Tom Doak: It's odd. We were on that high a year half ago when we were building the course. We knew what a special piece of land it was. The awards are nice and wonderful for our business. Creatively, we were kind of down after (finishing the course). We know it doesn't get much better. We are building a course for Texas Tech and it is a flat piece of land that we have to make into a good course. It's a challenge to get us going again, a challenge we needed.
WorldGolf.com: What do you like most about the business?
Tom Doak: I like solving the puzzle of where the holes go, the routing process. Sometimes it takes a long time. Sometimes, it's just a day. I like going out in the field and making the holes better once we have established them. We have a pretty good idea of what they'll look like when we start, but I try to make them better. I don't get to do it as much anymore - getting on a bulldozer to play around with the green.
WorldGolf.com: What is your least favorite part of the job?
Tom Doak: That's tough. The toughest part is waiting for a job to happen. Even when you have a contract, whether it's financing or environmental issues, you can't get excited until they actually break ground. The hardest part is when you know the quality of a course on a site, and then the (plan) flounders.
WorldGolf.com: You're an accomplished writer. Why is that? It seems like you're a student of course design.
Tom Doak: I like to think I'm still studying course design. My first book, "The Anatomy of a Golf Course" it was sort of a primer on design. The second book, "The Confidential Guide to Golf Courses," I've been compiling the last 20 years. It's more of a travel guide telling you what courses are worth going to. I don't have as much time to write as I used to. Most of my writing was during lulls in the business. I also spend a lot of time on a plane. I'm working on a fourth book on Pacific Dunes, a detailed looked at how the course came to be and why. (Author's note: Doak also wrote "The Life and Works of Alister MacKenzie").
WorldGolf.com: What course are you most proud of?
Tom Doak: Really, all of them. They say in the business that courses are like your kids. You want them all to turn out special. Some are more special than others. I've said to the guys in the office I think we did as good as we could at Pacific Dunes (at right).

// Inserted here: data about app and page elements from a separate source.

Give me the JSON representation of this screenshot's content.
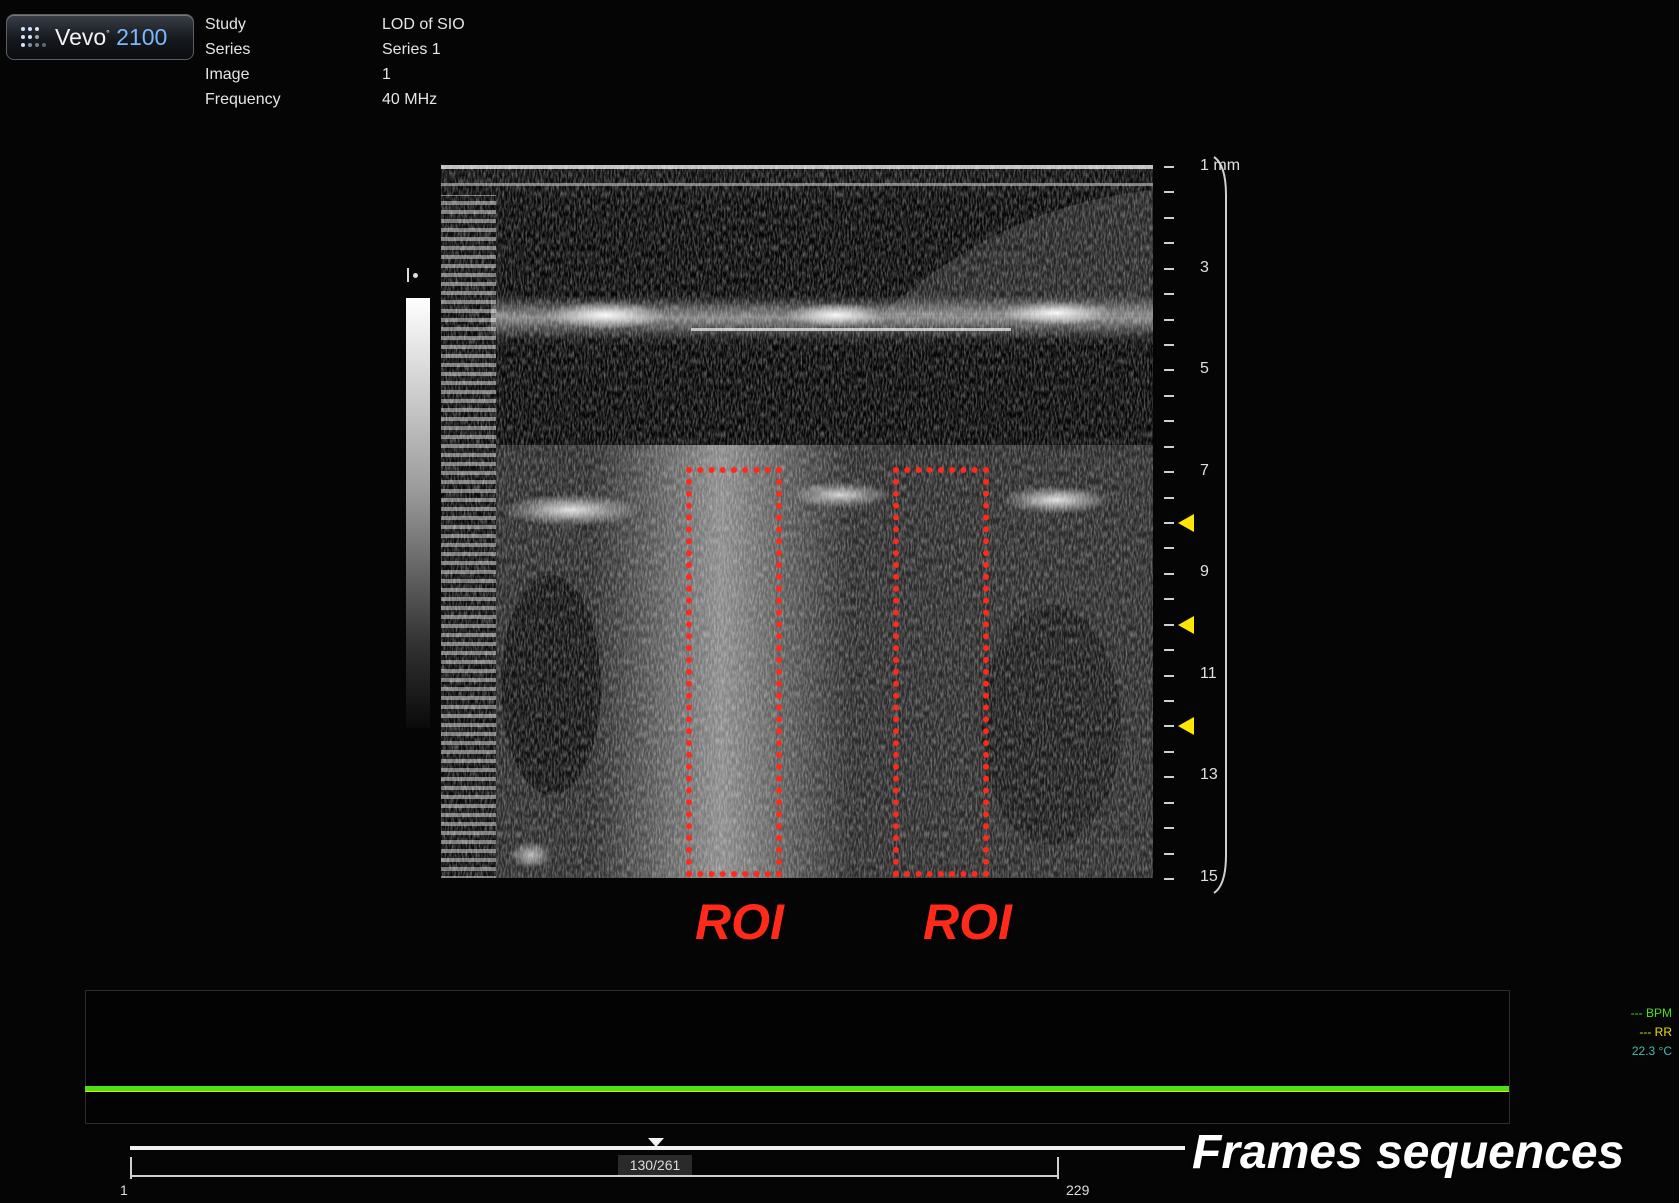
{
  "logo": {
    "brand": "Vevo",
    "model": "2100"
  },
  "study_info": [
    {
      "label": "Study",
      "value": "LOD of SIO"
    },
    {
      "label": "Series",
      "value": "Series 1"
    },
    {
      "label": "Image",
      "value": "1"
    },
    {
      "label": "Frequency",
      "value": "40 MHz"
    }
  ],
  "depth_scale": {
    "unit": "mm",
    "labels": [
      "1",
      "3",
      "5",
      "7",
      "9",
      "11",
      "13",
      "15"
    ],
    "focus_marker_depths_mm": [
      8,
      10,
      12
    ],
    "focus_color": "#ffe600"
  },
  "roi": {
    "labels": [
      "ROI",
      "ROI"
    ],
    "color": "#ff2a1a"
  },
  "physio": {
    "bpm_label": "--- BPM",
    "rr_label": "--- RR",
    "temperature": "22.3 °C",
    "line_color": "#49e01c"
  },
  "timeline": {
    "frame_counter": "130/261",
    "range_start": "1",
    "range_end": "229",
    "caption": "Frames sequences"
  }
}
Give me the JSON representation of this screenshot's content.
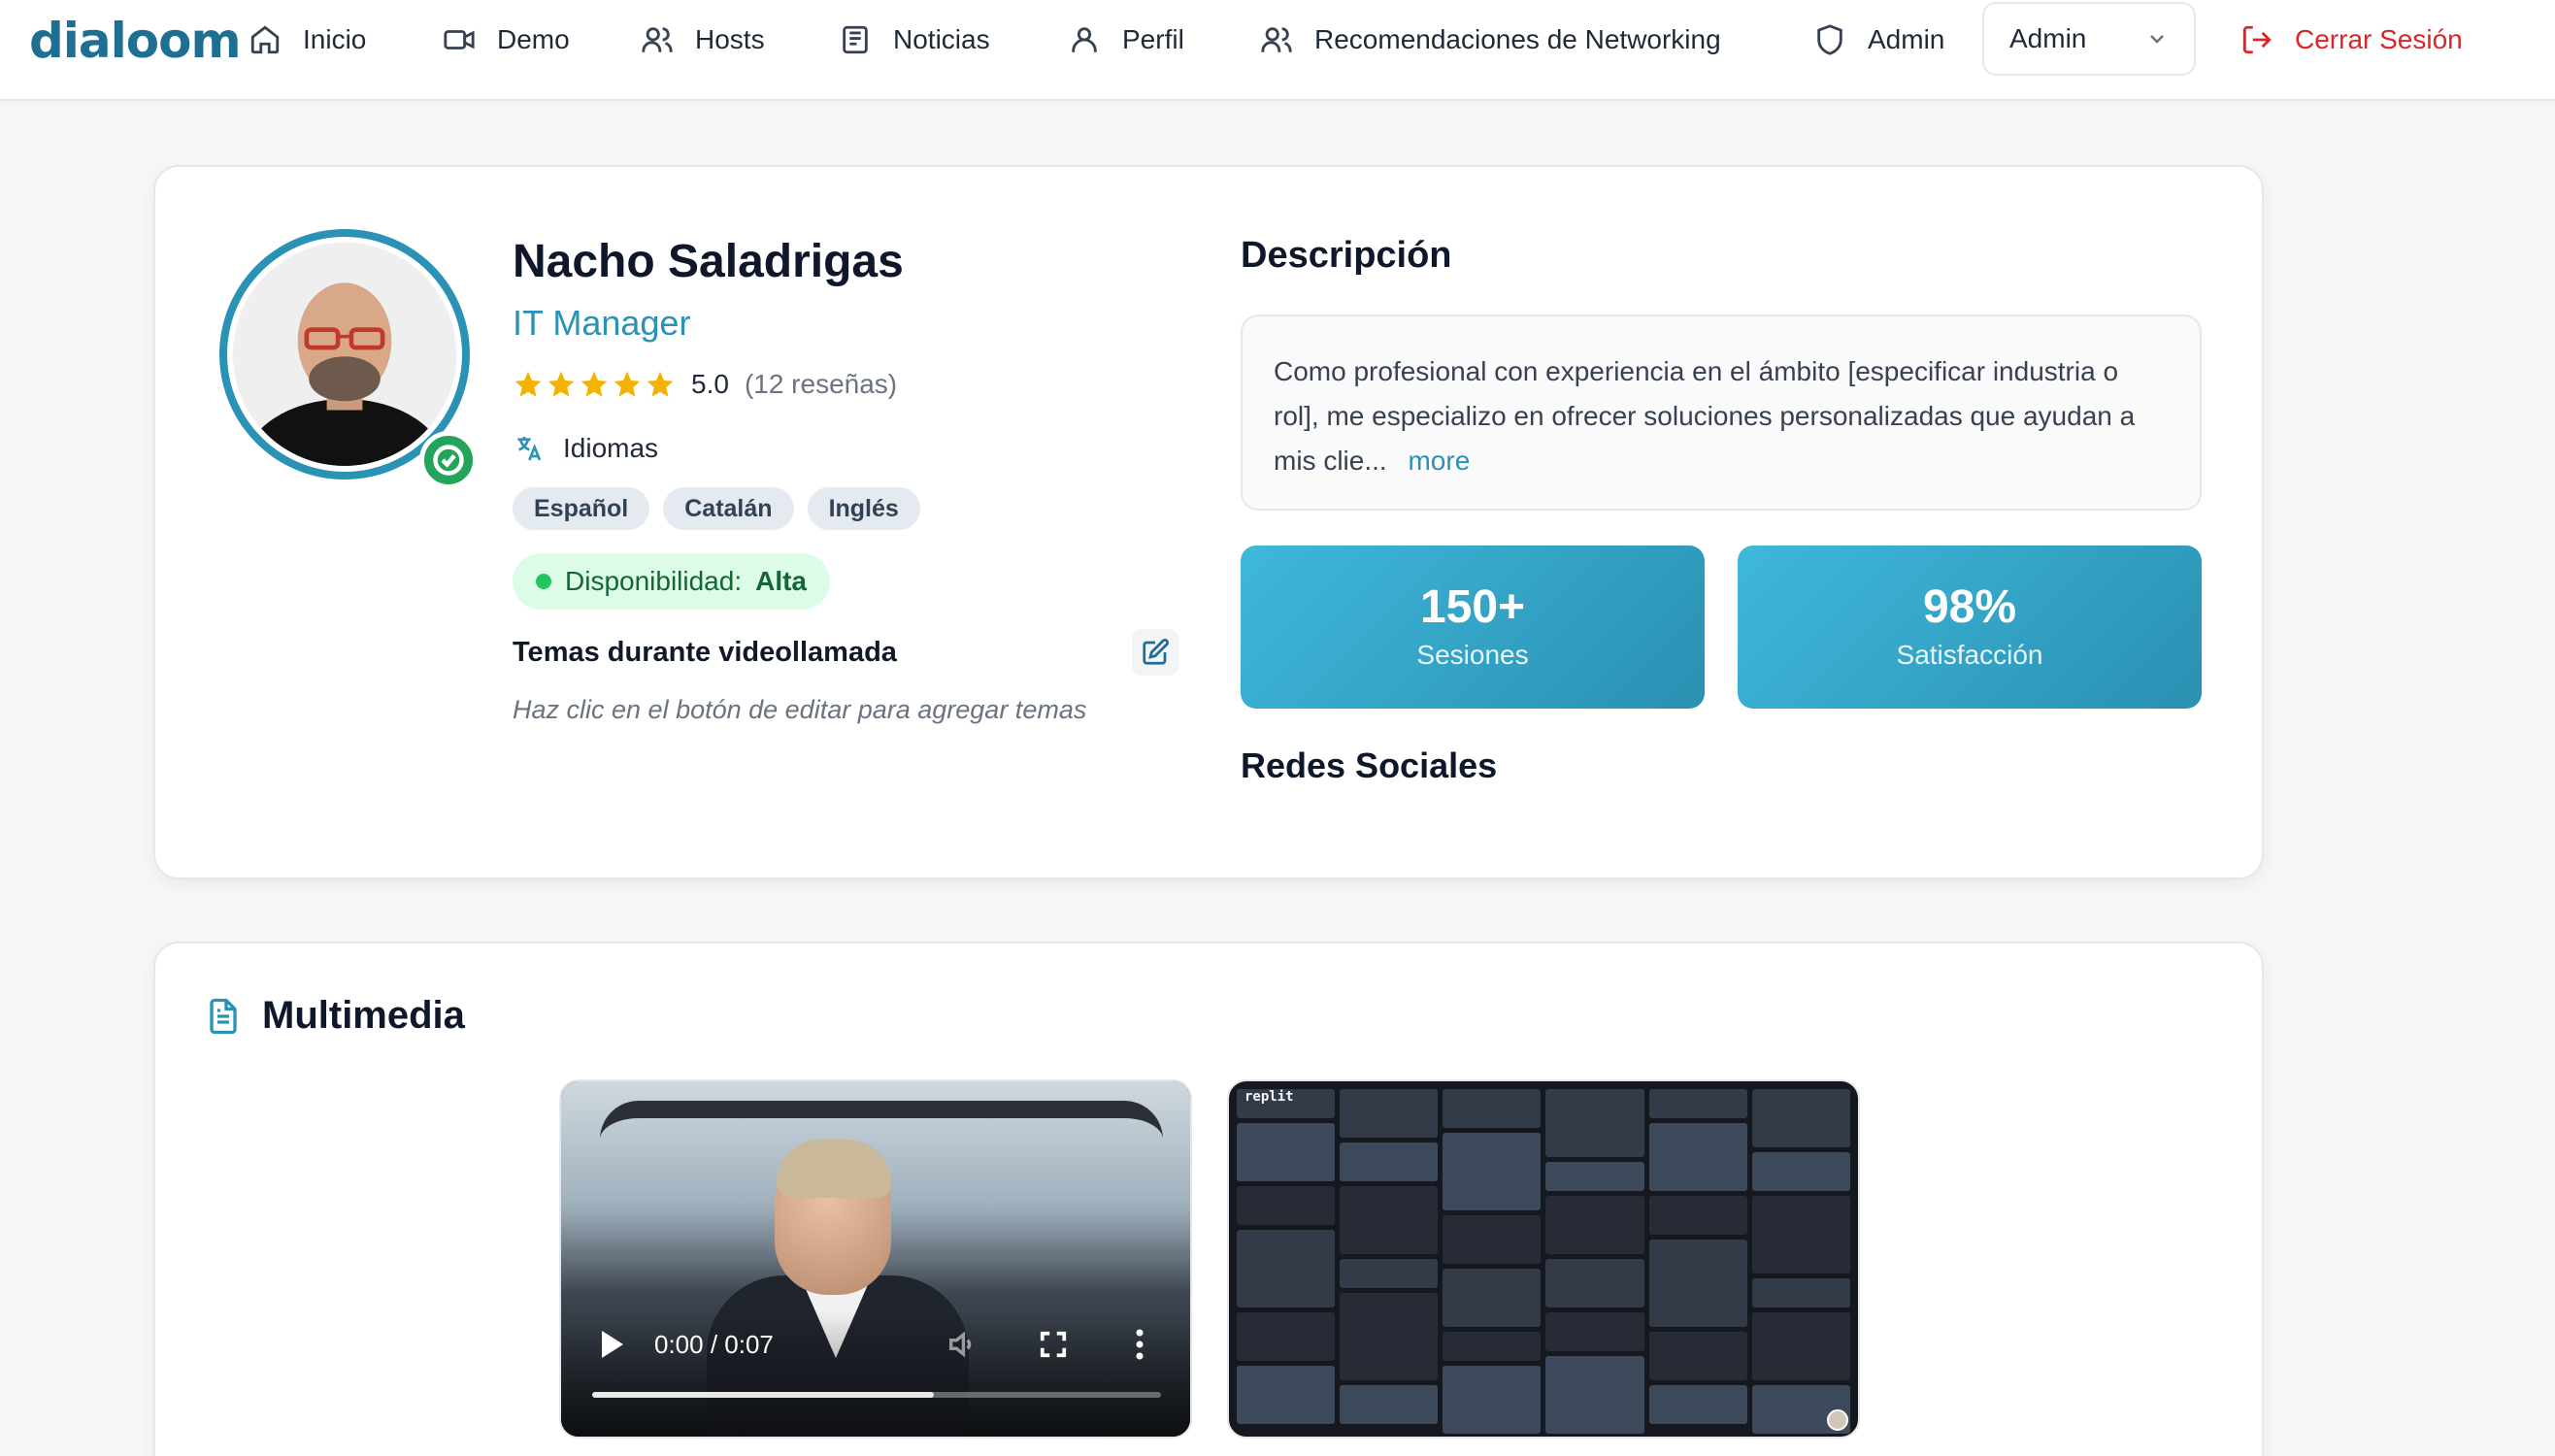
{
  "app": {
    "logo": "dialoom"
  },
  "nav": {
    "items": [
      {
        "label": "Inicio",
        "icon": "home-icon"
      },
      {
        "label": "Demo",
        "icon": "video-icon"
      },
      {
        "label": "Hosts",
        "icon": "users-icon"
      },
      {
        "label": "Noticias",
        "icon": "newspaper-icon"
      },
      {
        "label": "Perfil",
        "icon": "user-icon"
      },
      {
        "label": "Recomendaciones de Networking",
        "icon": "users-icon"
      },
      {
        "label": "Admin",
        "icon": "shield-icon"
      }
    ],
    "role_select": "Admin",
    "logout_label": "Cerrar Sesión",
    "logout_color": "#dc2626"
  },
  "profile": {
    "name": "Nacho Saladrigas",
    "role": "IT Manager",
    "rating": {
      "stars": 5,
      "value": "5.0",
      "reviews": "(12 reseñas)"
    },
    "languages_title": "Idiomas",
    "languages": [
      "Español",
      "Catalán",
      "Inglés"
    ],
    "availability": {
      "label": "Disponibilidad:",
      "value": "Alta"
    },
    "topics_title": "Temas durante videollamada",
    "topics_hint": "Haz clic en el botón de editar para agregar temas",
    "verified": true
  },
  "description": {
    "title": "Descripción",
    "text": "Como profesional con experiencia en el ámbito [especificar industria o rol], me especializo en ofrecer soluciones personalizadas que ayudan a mis clie...",
    "more_label": "more"
  },
  "stats": [
    {
      "value": "150+",
      "label": "Sesiones"
    },
    {
      "value": "98%",
      "label": "Satisfacción"
    }
  ],
  "social": {
    "title": "Redes Sociales"
  },
  "multimedia": {
    "title": "Multimedia",
    "video": {
      "time": "0:00 / 0:07",
      "progress_fraction": 0.6
    },
    "image_caption": "replit"
  },
  "colors": {
    "accent": "#2a92b4",
    "brand": "#1f6f93",
    "star": "#f5b301",
    "available": "#22c55e"
  }
}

WorldGolf.com: Do you feel like you're on top of your field? How important is it to you to be grouped with architects like Jones, Ross and others?
Tom Doak: It means a lot to us to build a course (Pacific Dunes) that is compared to courses we grew up studying. Most people are nice when they talk about your designs, but it's rare for people to tell you you built the favorite place they've ever played. It is exciting to do that. Now we want to keep it up. I'm sure that when Alister MacKenzie finished Cypress Point, he thought he'd never get to do something that good again. But he still had yet to build Crystal Downs (in Michigan) or Augusta (National in Georgia). I hope we get other chance to find other great grounds, too. We are actively trying to find it right now.
For more on Doak, visit his website at www.doakgolf.com.
July 28, 2002
Jason Scott Deegan has reviewed more than 600 courses and golf destinations for some of the industry's biggest publications. His work has been honored by the Golf Writer's Association of America and the Michigan Press Association. Click here to read his golf blog, and follow him on Twitter at @WorldGolfer.
PGA pros are hitting the ball longer than ever, and the tour views the onslaught as problematic, at least if you judge by how often they seek to lengthen tournament venues. Throughout the rest of the golfing community the distance issue has become even more pandemic, one that views nearly every important golf course as a potential victim of obsolescence. So what should golf course owners, club committees, and architects - presumably also key figures in the equation - do about it? Senior Writer Derek Duncan has is suggestion, or lack there of.
... full article »